i like old movies. (i like movies in general but that's a different story.) my friend simon turned me on to them. he rented Key Largo one night and it conjured a powerfully weird mood. soon we were renting anything with Humphry Bogart in it. before i got into them, i thought old movies would transport me back in time. that rarely happens. the classics are surprisingly modern. i guess that's true of all good stories.

this is my favorite scene from Breakfast at Tiffany's. i saw a portion of the movie when i was in college but Mickey Rooney's character turned me off. i saw more of it last year though. i enjoyed it enough to see it again (as one half of a double feature with Sabrina) at an artsy fartsy theatre on Valentine's Day. i expected a quaint, predictable love story. it was not that. one critic, i recently read, described it with cynical accuracy as a love story between whores. it captures a strange sort of young, urban love. it captures a lot of truth actually. i have met girls like Holly GoLightly and fallen for them the way Paul does. feeling that I could take care of someone so beautiful and needy made me feel strong and resourceful. thankfully, i got over that sort of thing quickly enough. i've met so many other Pauls and Hollys though. i've begun to think that most people go through a stage like that: a stage where one looks for his self-worth in other people. Paul and Holly both do this. that's why i enjoy this scene so much. it represents each of the main characters at their most genuine moment. also, it is followed by one of the sexiest film moments that i can remember: when Holly finishes playing, she notices Paul watching her. "watchya doin'?" she asks. "writing," he answers. "good," she says in a barely audible coo.

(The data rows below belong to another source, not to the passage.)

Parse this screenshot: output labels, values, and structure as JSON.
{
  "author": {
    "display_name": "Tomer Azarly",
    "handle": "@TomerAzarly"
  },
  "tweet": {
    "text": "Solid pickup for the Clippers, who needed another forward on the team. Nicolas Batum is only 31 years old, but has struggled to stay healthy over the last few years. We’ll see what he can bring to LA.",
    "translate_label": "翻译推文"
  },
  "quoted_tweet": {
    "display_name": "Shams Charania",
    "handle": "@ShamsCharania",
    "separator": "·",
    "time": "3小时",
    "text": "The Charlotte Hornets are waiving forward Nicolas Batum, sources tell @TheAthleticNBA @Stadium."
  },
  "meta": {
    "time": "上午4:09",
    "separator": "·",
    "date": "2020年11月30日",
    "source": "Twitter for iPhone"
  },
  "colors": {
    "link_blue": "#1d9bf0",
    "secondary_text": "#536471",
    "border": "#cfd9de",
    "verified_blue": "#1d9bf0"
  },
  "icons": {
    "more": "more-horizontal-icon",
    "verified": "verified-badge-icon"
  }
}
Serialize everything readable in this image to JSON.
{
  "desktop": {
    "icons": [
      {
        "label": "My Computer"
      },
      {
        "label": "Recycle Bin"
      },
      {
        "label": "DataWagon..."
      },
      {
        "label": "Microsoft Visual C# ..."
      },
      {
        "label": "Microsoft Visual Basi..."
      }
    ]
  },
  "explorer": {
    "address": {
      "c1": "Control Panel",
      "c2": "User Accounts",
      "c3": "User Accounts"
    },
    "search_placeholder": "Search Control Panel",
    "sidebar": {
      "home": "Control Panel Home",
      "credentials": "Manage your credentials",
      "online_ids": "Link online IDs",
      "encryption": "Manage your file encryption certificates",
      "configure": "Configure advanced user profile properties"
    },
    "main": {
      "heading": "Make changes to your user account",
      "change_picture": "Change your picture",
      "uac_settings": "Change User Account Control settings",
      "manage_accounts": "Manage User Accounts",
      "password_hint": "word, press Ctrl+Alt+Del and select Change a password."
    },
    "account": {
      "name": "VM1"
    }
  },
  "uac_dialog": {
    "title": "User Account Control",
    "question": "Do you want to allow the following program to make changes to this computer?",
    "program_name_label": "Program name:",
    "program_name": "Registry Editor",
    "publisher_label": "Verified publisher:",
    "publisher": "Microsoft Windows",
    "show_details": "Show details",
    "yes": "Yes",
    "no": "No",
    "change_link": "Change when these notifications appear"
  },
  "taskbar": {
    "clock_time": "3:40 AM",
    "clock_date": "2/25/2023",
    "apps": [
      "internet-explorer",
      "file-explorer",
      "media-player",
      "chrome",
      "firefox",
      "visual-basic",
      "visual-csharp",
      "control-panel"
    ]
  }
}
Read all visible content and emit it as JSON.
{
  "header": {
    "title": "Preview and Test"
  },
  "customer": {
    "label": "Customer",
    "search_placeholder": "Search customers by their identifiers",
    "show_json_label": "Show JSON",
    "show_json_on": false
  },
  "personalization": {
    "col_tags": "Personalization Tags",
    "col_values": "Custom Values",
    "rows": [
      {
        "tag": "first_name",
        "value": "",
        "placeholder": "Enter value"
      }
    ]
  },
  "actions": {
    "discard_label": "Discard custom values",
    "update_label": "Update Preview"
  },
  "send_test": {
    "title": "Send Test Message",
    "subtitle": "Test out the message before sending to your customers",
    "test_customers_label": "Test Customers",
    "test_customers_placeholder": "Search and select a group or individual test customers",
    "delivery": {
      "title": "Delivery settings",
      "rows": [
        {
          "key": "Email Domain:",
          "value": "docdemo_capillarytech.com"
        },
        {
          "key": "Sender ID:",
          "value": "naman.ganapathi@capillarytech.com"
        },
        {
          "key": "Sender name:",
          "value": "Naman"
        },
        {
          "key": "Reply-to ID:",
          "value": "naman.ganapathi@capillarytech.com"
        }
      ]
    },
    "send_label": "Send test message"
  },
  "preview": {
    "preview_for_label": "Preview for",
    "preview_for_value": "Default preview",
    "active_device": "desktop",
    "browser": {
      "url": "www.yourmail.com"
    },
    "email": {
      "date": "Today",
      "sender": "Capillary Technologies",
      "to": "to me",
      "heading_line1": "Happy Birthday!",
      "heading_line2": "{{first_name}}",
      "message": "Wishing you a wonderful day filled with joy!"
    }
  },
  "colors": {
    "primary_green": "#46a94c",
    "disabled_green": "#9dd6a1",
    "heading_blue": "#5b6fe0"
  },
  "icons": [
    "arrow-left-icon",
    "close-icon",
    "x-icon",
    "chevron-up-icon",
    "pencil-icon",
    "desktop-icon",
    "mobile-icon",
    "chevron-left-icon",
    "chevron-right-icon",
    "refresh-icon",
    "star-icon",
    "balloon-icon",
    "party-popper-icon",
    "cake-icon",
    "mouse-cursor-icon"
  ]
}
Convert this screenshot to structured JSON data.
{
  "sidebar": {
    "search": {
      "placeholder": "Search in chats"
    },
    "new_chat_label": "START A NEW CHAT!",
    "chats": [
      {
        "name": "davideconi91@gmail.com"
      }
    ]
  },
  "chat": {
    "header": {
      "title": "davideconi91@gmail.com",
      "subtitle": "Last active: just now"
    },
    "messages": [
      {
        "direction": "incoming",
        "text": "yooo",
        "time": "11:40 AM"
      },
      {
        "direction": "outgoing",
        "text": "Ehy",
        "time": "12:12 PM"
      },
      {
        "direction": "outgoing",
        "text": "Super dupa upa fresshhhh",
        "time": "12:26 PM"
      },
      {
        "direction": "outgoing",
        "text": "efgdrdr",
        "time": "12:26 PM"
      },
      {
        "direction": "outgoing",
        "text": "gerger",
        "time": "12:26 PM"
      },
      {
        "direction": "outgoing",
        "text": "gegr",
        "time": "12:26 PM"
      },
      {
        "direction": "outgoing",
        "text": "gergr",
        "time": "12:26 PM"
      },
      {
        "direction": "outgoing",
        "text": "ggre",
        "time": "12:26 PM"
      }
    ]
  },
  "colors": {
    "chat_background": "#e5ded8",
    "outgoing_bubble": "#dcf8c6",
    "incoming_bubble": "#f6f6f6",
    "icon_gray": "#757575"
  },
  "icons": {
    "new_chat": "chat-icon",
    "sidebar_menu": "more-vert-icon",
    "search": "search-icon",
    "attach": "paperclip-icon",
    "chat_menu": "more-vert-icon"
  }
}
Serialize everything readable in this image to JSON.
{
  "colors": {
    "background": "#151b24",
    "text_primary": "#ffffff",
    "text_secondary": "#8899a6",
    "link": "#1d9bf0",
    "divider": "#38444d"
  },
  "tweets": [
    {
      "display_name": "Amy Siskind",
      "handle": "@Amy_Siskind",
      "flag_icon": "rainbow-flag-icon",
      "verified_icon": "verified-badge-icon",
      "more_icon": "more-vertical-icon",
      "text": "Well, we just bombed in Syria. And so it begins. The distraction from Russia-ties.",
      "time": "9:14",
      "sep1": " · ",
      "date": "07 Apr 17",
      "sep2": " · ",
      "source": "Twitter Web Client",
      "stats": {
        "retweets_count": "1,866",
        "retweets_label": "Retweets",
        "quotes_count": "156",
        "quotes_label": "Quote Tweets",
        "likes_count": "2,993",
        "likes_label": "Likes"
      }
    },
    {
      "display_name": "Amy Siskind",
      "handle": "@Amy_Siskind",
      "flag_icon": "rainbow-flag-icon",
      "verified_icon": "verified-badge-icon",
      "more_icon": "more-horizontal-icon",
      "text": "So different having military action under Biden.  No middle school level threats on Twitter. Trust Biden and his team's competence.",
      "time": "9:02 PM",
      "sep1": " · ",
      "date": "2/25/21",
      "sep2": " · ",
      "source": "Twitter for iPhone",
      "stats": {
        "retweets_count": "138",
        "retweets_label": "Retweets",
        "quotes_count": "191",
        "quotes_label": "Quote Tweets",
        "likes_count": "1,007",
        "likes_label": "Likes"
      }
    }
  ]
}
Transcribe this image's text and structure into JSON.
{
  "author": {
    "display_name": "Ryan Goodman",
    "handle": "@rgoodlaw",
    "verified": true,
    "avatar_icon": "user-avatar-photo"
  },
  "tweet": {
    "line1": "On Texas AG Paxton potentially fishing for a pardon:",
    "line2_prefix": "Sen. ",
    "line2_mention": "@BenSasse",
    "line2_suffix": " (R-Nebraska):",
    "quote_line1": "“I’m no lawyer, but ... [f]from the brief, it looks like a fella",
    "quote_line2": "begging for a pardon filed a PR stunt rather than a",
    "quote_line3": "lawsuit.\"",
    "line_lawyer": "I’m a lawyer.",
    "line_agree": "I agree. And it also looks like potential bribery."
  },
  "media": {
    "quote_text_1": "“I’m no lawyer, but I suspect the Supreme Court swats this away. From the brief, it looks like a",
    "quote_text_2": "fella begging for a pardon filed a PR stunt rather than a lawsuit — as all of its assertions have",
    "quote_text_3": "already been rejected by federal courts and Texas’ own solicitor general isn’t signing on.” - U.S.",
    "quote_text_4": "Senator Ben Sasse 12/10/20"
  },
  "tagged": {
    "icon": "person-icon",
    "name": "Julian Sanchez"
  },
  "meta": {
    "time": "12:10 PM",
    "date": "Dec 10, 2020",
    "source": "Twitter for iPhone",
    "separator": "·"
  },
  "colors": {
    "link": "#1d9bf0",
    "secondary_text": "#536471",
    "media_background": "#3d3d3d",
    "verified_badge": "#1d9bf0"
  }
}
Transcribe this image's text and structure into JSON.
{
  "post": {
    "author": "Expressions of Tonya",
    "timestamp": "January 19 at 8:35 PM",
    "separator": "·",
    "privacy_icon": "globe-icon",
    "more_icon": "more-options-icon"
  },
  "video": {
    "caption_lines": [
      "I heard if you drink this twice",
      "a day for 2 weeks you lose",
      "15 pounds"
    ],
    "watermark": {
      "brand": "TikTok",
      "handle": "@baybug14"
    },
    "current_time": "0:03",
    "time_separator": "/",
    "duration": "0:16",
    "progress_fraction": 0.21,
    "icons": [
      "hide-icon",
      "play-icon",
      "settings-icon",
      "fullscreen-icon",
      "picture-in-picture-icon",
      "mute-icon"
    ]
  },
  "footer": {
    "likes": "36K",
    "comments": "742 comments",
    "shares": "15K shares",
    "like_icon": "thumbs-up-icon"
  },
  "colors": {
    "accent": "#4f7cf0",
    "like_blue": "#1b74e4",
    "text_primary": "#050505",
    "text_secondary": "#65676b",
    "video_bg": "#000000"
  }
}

the biggest problem with Breakfast at Tiffany's, i'm told, is the ending. the movie was based on a book by Truman Capote. i've heard people complain -like they do of most movies- that the book was so much better. the film lacks the tooth that the novel has. the hollywood ending, i'm told, is a disappointment. i disagree. see, i don't think that Breakfast at Tiffany's ended happily. i interpretted the ending as bittersweet. yes, Holly and Paul are together in the final sequence. good for them but, geez, am i the only one who thought who it might not last? maybe that explains why i at least consider the movie a success. it captured a peculiar the hopeful qualities of a hopeless romance. and it made me want to read the book.

my hopeless hope is that George Lucas will swing by and erase Mickey Rooney from the Breakfast at Tiffany's Special Edition.

© 2004 rama hughes